◆ Task ◆
Omit all pictures and give the records below again exactly as written.

◆ Supplied material ◆
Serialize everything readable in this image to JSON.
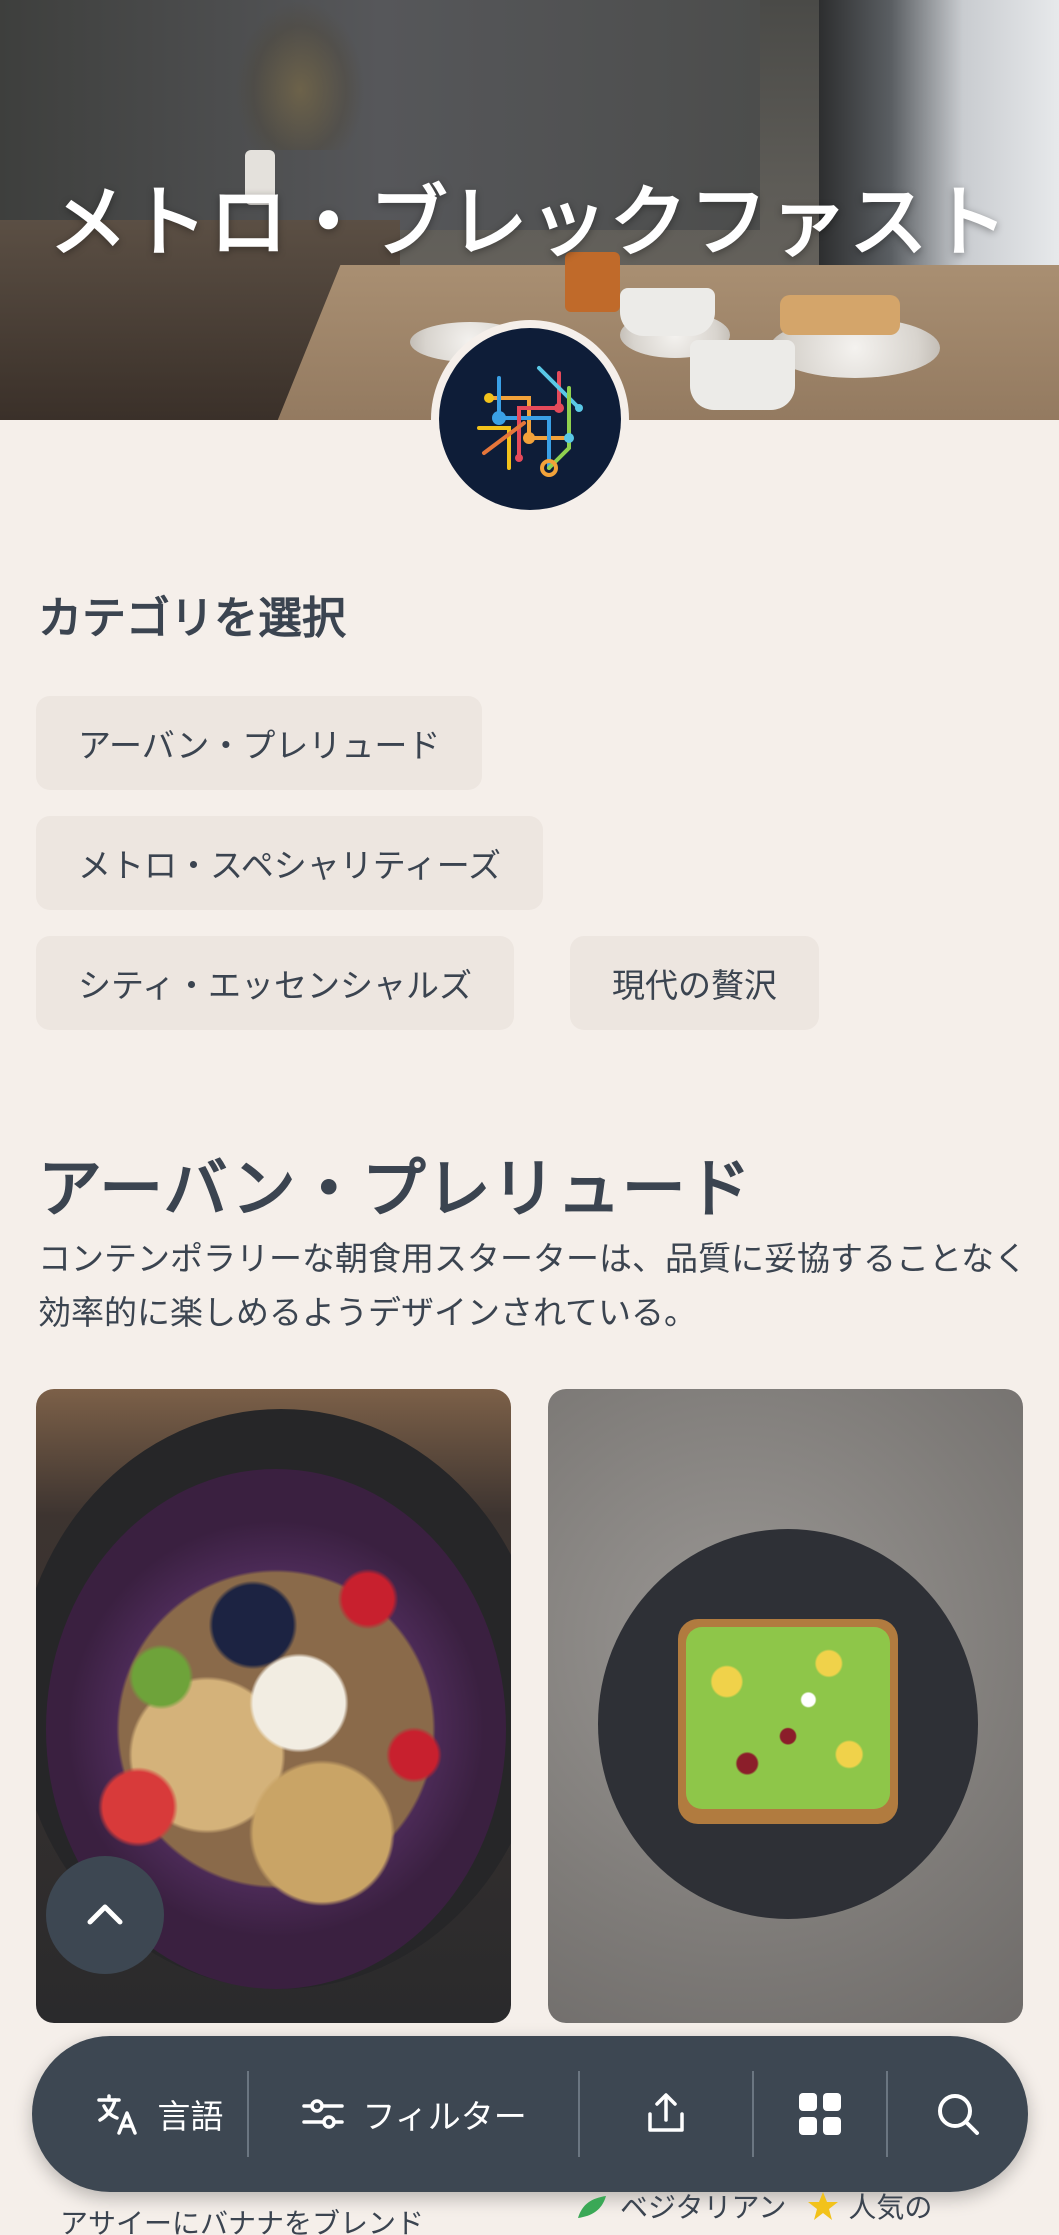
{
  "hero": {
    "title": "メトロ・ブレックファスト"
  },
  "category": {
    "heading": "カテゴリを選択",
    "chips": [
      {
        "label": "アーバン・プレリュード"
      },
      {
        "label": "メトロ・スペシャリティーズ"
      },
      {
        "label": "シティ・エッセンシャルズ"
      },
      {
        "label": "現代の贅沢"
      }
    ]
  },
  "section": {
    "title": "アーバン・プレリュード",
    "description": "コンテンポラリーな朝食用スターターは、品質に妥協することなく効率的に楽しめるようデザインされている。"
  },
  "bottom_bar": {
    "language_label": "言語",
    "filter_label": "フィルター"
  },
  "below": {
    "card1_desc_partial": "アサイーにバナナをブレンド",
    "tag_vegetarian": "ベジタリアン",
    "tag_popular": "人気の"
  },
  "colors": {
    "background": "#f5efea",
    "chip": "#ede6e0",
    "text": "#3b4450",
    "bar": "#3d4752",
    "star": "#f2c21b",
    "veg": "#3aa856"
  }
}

◆ Answer to the problem ◆
Serialize everything readable in this image to JSON.
{
  "hero": {
    "title": "メトロ・ブレックファスト"
  },
  "category": {
    "heading": "カテゴリを選択",
    "chips": [
      {
        "label": "アーバン・プレリュード"
      },
      {
        "label": "メトロ・スペシャリティーズ"
      },
      {
        "label": "シティ・エッセンシャルズ"
      },
      {
        "label": "現代の贅沢"
      }
    ]
  },
  "section": {
    "title": "アーバン・プレリュード",
    "description": "コンテンポラリーな朝食用スターターは、品質に妥協することなく効率的に楽しめるようデザインされている。"
  },
  "bottom_bar": {
    "language_label": "言語",
    "filter_label": "フィルター"
  },
  "below": {
    "card1_desc_partial": "アサイーにバナナをブレンド",
    "tag_vegetarian": "ベジタリアン",
    "tag_popular": "人気の"
  },
  "colors": {
    "background": "#f5efea",
    "chip": "#ede6e0",
    "text": "#3b4450",
    "bar": "#3d4752",
    "star": "#f2c21b",
    "veg": "#3aa856"
  }
}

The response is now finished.